▸ **Your instructions**
Scan the entries below for the string "icon" and copy every line where it turns up.
===
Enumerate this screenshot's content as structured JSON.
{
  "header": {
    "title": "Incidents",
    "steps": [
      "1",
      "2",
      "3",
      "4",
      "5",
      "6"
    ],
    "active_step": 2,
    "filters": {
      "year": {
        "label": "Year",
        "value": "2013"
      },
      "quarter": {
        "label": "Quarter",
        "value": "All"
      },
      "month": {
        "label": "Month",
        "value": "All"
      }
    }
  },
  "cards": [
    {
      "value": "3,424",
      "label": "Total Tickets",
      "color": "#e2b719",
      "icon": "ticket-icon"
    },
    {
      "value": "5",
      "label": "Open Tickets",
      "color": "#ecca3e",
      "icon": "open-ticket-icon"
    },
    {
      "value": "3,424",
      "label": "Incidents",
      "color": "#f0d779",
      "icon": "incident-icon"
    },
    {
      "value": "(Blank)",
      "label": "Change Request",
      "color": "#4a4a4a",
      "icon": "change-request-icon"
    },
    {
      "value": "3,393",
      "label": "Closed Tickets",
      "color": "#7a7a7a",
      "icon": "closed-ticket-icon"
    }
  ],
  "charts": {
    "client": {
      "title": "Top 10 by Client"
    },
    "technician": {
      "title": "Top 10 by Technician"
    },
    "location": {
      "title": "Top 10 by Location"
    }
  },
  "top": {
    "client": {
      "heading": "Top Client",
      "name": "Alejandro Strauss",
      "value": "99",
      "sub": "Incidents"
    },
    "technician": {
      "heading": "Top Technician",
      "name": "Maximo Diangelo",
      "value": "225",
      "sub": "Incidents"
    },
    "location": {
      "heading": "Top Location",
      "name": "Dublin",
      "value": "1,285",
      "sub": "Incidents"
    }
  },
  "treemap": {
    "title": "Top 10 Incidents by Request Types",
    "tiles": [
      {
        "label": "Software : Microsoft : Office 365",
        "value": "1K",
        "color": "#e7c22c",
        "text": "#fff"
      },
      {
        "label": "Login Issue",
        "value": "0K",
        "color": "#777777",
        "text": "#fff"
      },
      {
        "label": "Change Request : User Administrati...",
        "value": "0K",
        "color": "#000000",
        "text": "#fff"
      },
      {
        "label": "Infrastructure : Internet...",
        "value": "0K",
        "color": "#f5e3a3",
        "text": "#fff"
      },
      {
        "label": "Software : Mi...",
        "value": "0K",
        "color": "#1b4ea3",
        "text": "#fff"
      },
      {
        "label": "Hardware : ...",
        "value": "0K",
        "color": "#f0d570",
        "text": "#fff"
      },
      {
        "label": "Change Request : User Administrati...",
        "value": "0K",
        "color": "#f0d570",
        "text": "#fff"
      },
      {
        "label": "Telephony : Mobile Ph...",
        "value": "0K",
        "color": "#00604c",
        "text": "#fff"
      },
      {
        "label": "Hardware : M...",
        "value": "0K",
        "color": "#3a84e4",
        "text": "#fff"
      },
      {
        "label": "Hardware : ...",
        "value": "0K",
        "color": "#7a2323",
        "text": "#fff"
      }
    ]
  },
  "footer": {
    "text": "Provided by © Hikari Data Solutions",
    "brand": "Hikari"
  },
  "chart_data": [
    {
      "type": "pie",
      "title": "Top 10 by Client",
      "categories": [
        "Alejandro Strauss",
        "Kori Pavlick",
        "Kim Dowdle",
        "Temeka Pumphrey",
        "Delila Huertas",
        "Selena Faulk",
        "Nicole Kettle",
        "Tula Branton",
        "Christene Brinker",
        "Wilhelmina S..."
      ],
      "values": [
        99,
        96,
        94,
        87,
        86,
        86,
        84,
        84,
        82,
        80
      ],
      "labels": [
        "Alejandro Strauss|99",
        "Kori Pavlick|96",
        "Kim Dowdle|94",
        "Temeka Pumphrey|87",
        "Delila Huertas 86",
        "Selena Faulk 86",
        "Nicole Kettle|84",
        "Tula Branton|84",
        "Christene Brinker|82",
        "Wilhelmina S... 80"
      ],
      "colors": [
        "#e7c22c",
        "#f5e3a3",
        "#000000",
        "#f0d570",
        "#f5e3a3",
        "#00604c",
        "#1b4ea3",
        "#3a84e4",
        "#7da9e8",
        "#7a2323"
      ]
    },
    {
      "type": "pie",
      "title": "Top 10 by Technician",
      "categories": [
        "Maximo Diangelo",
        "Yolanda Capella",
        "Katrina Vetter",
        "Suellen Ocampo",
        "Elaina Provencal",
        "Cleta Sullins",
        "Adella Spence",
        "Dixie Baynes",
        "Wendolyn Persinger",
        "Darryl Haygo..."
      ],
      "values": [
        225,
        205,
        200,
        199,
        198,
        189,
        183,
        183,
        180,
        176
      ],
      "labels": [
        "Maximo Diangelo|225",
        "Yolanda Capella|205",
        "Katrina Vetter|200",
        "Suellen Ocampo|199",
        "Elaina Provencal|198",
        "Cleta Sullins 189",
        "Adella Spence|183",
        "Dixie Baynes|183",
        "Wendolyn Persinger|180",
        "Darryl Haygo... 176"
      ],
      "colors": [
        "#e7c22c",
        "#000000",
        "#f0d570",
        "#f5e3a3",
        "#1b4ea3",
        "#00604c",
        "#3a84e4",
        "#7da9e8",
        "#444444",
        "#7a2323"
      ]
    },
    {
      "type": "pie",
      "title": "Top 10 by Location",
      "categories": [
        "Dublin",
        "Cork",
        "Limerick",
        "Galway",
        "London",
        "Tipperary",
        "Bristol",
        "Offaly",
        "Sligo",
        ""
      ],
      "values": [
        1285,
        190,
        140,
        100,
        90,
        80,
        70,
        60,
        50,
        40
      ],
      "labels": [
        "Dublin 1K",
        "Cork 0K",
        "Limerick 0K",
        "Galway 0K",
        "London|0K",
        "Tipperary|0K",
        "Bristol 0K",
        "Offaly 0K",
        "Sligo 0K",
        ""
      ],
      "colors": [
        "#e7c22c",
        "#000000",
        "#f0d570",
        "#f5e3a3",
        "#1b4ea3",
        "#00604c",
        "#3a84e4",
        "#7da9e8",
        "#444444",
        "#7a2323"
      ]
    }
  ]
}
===
▸ **Answer for the task**
      "icon": "ticket-icon"
      "icon": "open-ticket-icon"
      "icon": "incident-icon"
      "icon": "change-request-icon"
      "icon": "closed-ticket-icon"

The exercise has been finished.